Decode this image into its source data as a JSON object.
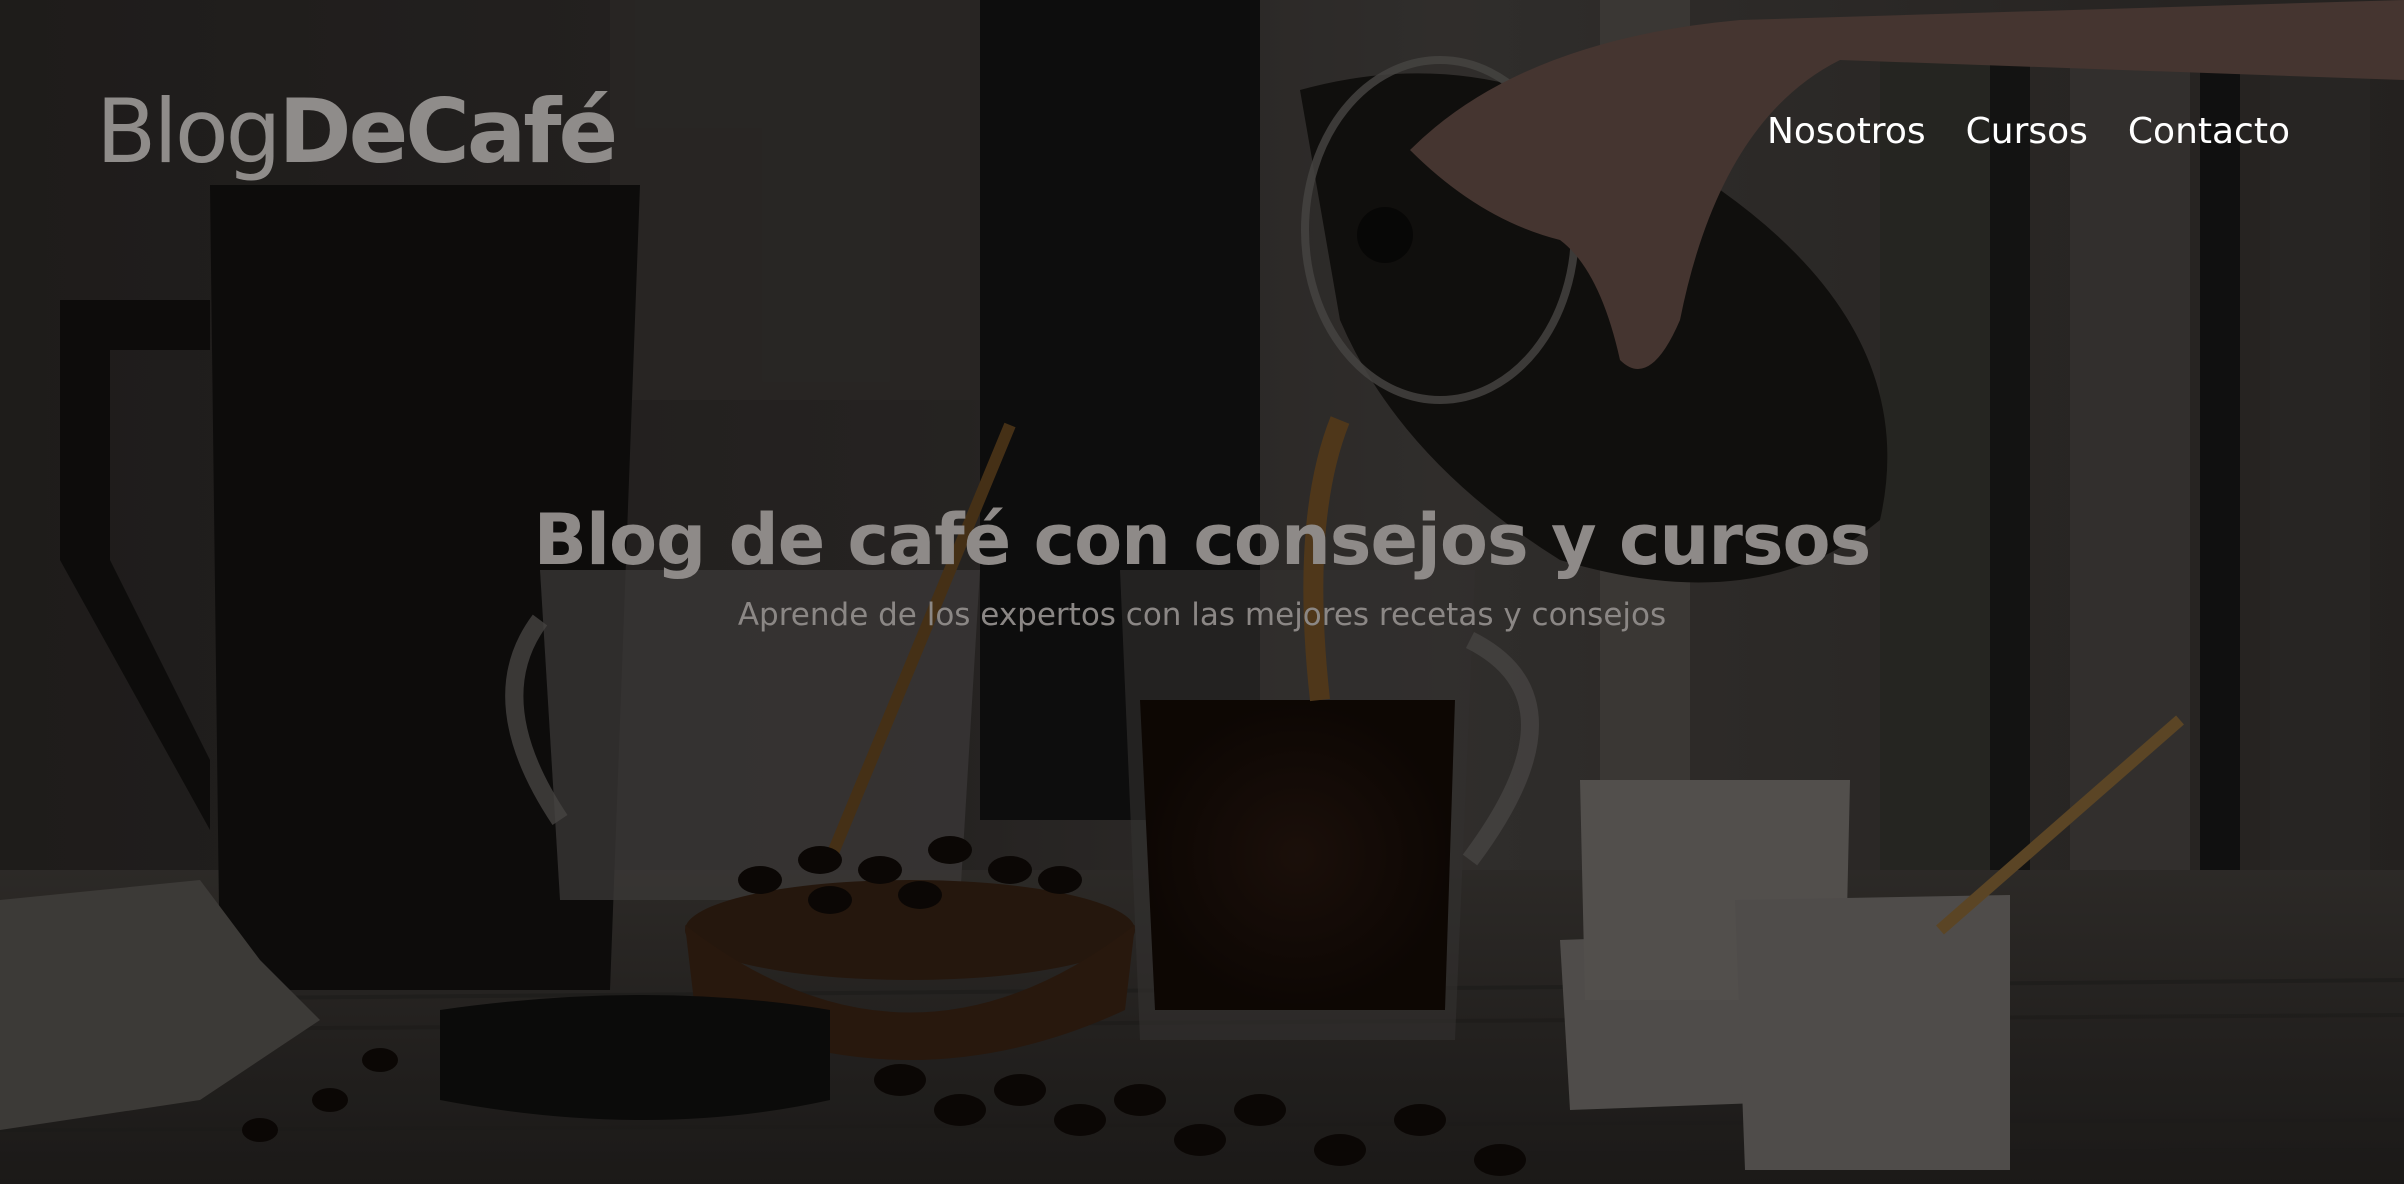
{
  "header": {
    "logo_light": "Blog",
    "logo_bold": "DeCafé",
    "nav": [
      {
        "label": "Nosotros"
      },
      {
        "label": "Cursos"
      },
      {
        "label": "Contacto"
      }
    ]
  },
  "hero": {
    "title": "Blog de café con consejos y cursos",
    "subtitle": "Aprende de los expertos con las mejores recetas y consejos",
    "background": "coffee-pouring-photo"
  },
  "colors": {
    "overlay": "#000000",
    "text_muted": "#8e8a88",
    "nav_text": "#ffffff"
  }
}
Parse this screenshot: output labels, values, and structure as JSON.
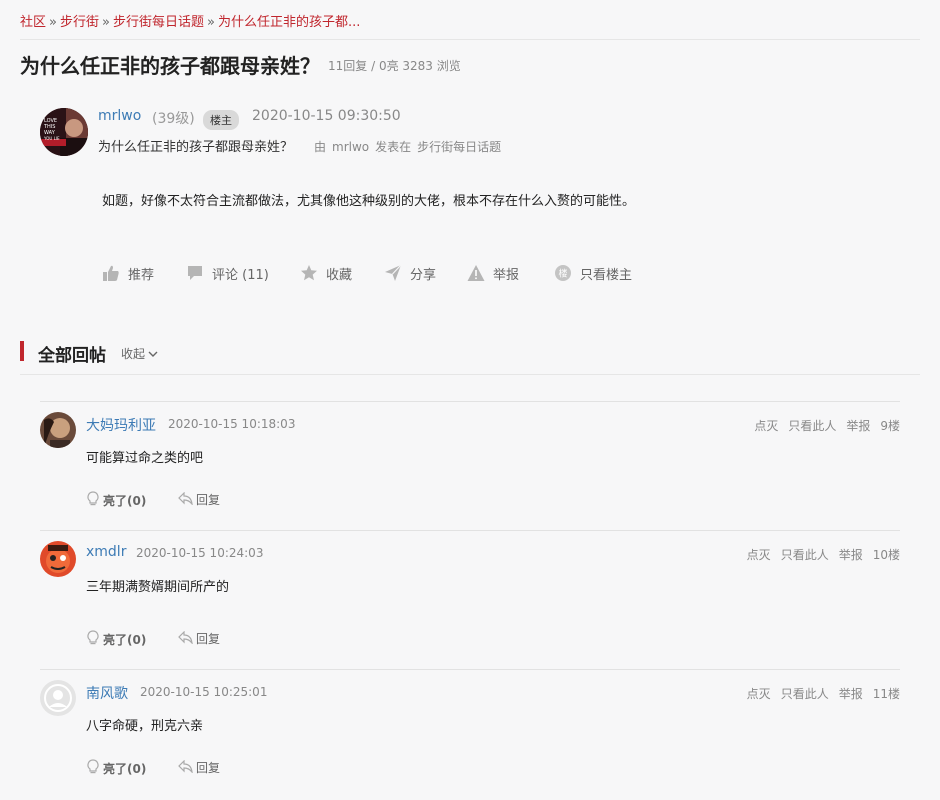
{
  "breadcrumb": {
    "items": [
      "社区",
      "步行街",
      "步行街每日话题",
      "为什么任正非的孩子都..."
    ],
    "separator": "»"
  },
  "thread": {
    "title": "为什么任正非的孩子都跟母亲姓？",
    "meta": "11回复 / 0亮 3283 浏览"
  },
  "op": {
    "name": "mrlwo",
    "level": "(39级)",
    "badge": "楼主",
    "time": "2020-10-15 09:30:50",
    "subject": "为什么任正非的孩子都跟母亲姓？",
    "meta_by": "由",
    "meta_user": "mrlwo",
    "meta_posted": "发表在",
    "meta_board": "步行街每日话题",
    "body": "如题，好像不太符合主流都做法，尤其像他这种级别的大佬，根本不存在什么入赘的可能性。",
    "avatar_text": [
      "LOVE",
      "THIS",
      "WAY",
      "YOU LIE"
    ]
  },
  "actions": {
    "recommend": "推荐",
    "comment": "评论 (11)",
    "favorite": "收藏",
    "share": "分享",
    "report": "举报",
    "op_only": "只看楼主",
    "op_only_icon_char": "楼"
  },
  "section": {
    "title": "全部回帖",
    "collapse": "收起"
  },
  "replies": [
    {
      "name": "大妈玛利亚",
      "time": "2020-10-15 10:18:03",
      "body": "可能算过命之类的吧",
      "dim": "点灭",
      "only": "只看此人",
      "report": "举报",
      "floor": "9楼",
      "light": "亮了(0)",
      "reply": "回复"
    },
    {
      "name": "xmdlr",
      "time": "2020-10-15 10:24:03",
      "body": "三年期满赘婿期间所产的",
      "dim": "点灭",
      "only": "只看此人",
      "report": "举报",
      "floor": "10楼",
      "light": "亮了(0)",
      "reply": "回复"
    },
    {
      "name": "南风歌",
      "time": "2020-10-15 10:25:01",
      "body": "八字命硬，刑克六亲",
      "dim": "点灭",
      "only": "只看此人",
      "report": "举报",
      "floor": "11楼",
      "light": "亮了(0)",
      "reply": "回复"
    }
  ],
  "colors": {
    "accent": "#c0262d",
    "link": "#3d7bb5",
    "muted": "#888888",
    "background": "#f7f7f8"
  }
}
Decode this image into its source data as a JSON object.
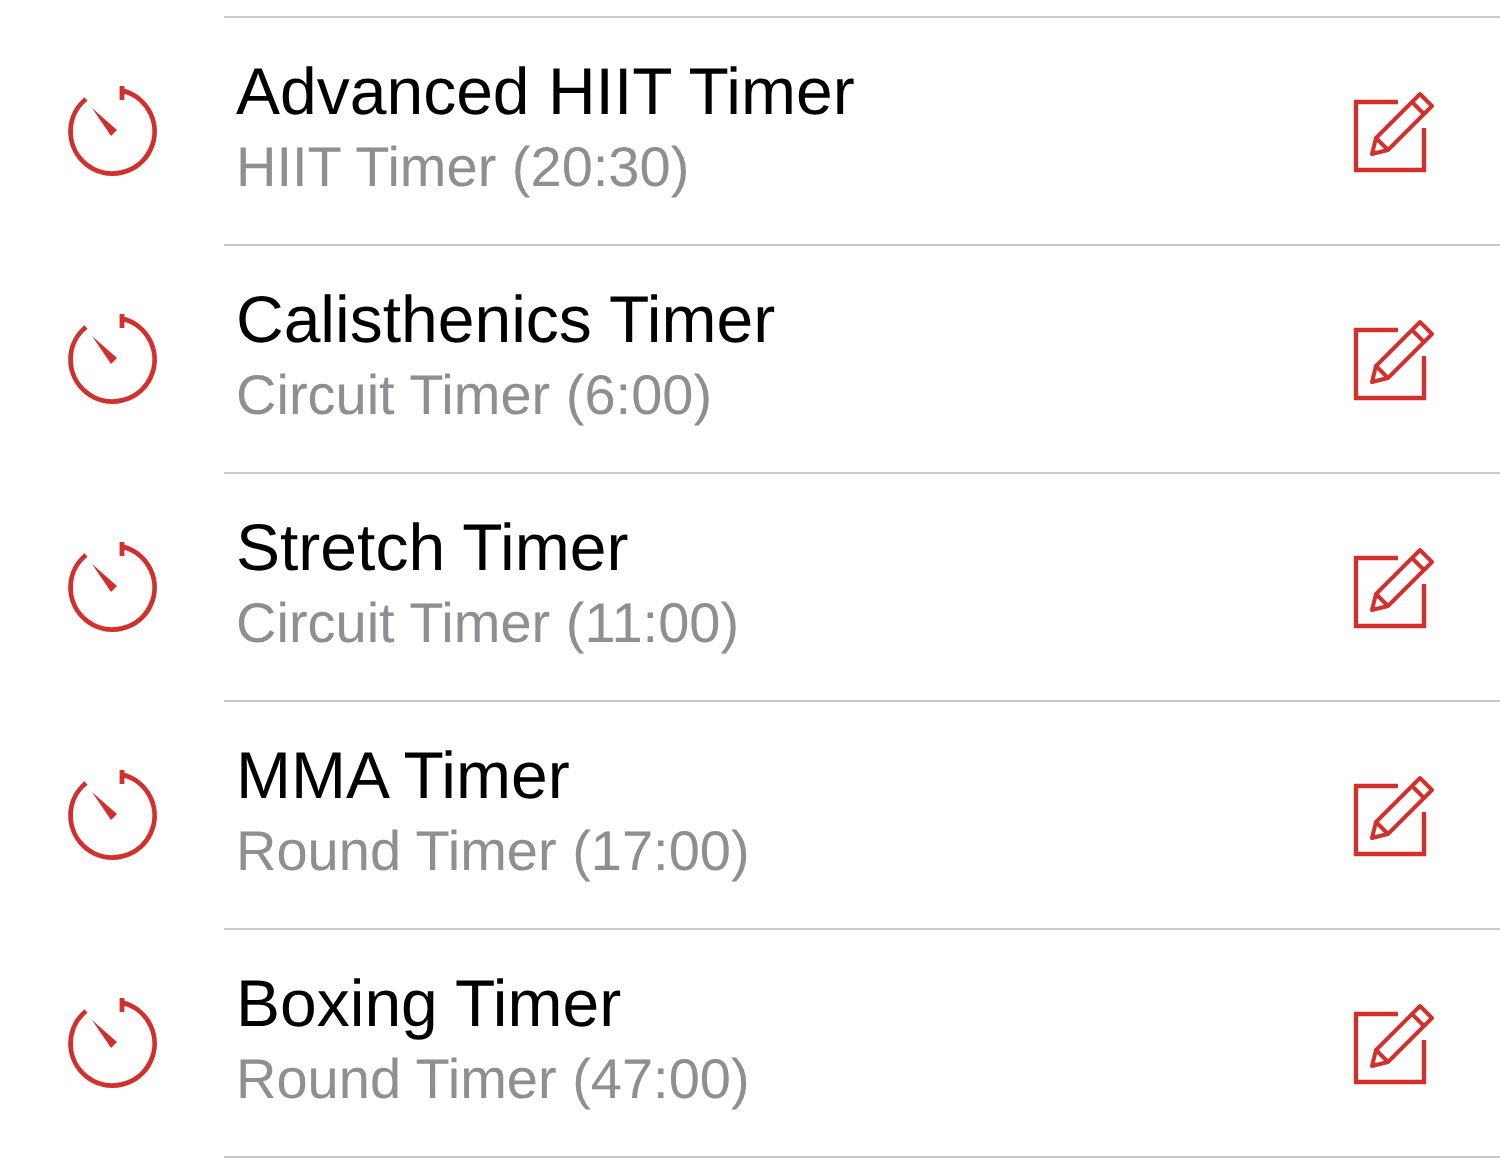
{
  "timers": [
    {
      "name": "Advanced HIIT Timer",
      "detail": "HIIT Timer (20:30)"
    },
    {
      "name": "Calisthenics Timer",
      "detail": "Circuit Timer (6:00)"
    },
    {
      "name": "Stretch Timer",
      "detail": "Circuit Timer (11:00)"
    },
    {
      "name": "MMA Timer",
      "detail": "Round Timer (17:00)"
    },
    {
      "name": "Boxing Timer",
      "detail": "Round Timer (47:00)"
    }
  ]
}
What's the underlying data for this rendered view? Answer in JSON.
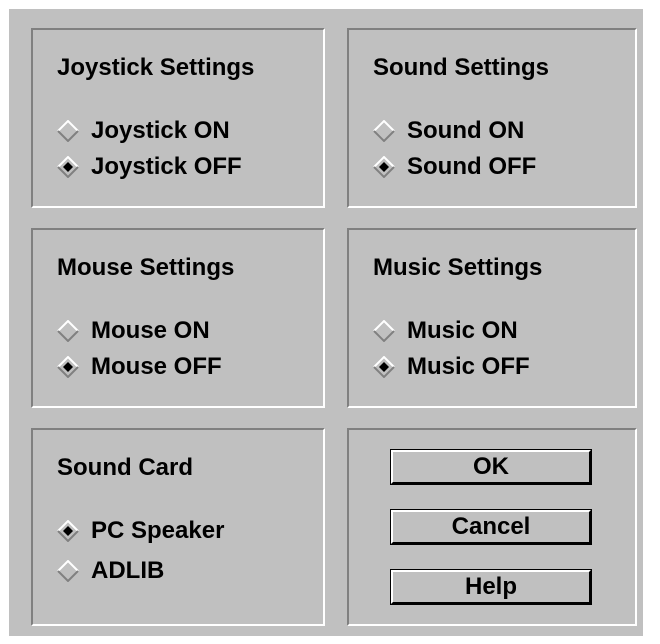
{
  "joystick": {
    "title": "Joystick Settings",
    "options": [
      {
        "label": "Joystick ON",
        "selected": false
      },
      {
        "label": "Joystick OFF",
        "selected": true
      }
    ]
  },
  "sound": {
    "title": "Sound Settings",
    "options": [
      {
        "label": "Sound ON",
        "selected": false
      },
      {
        "label": "Sound OFF",
        "selected": true
      }
    ]
  },
  "mouse": {
    "title": "Mouse Settings",
    "options": [
      {
        "label": "Mouse ON",
        "selected": false
      },
      {
        "label": "Mouse OFF",
        "selected": true
      }
    ]
  },
  "music": {
    "title": "Music Settings",
    "options": [
      {
        "label": "Music ON",
        "selected": false
      },
      {
        "label": "Music OFF",
        "selected": true
      }
    ]
  },
  "sound_card": {
    "title": "Sound Card",
    "options": [
      {
        "label": "PC Speaker",
        "selected": true
      },
      {
        "label": "ADLIB",
        "selected": false
      }
    ]
  },
  "buttons": {
    "ok": "OK",
    "cancel": "Cancel",
    "help": "Help"
  },
  "colors": {
    "face": "#c0c0c0",
    "shadow": "#808080",
    "highlight": "#ffffff",
    "text": "#000000"
  }
}
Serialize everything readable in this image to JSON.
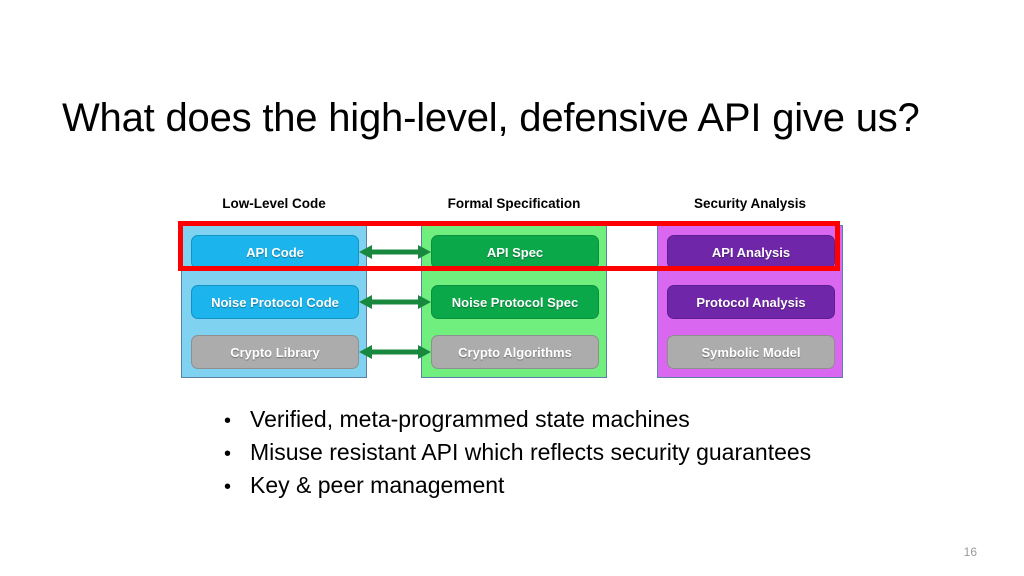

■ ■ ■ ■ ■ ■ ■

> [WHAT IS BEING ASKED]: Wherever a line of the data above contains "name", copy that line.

> [COMPLETED TASK]:
    "name": "mrlwo",
      "name": "大妈玛利亚",
      "name": "xmdlr",
      "name": "南风歌",
      "name": "Advanced HIIT Timer",
      "name": "Calisthenics Timer",
      "name": "Stretch Timer",
      "name": "MMA Timer",
      "name": "Boxing Timer",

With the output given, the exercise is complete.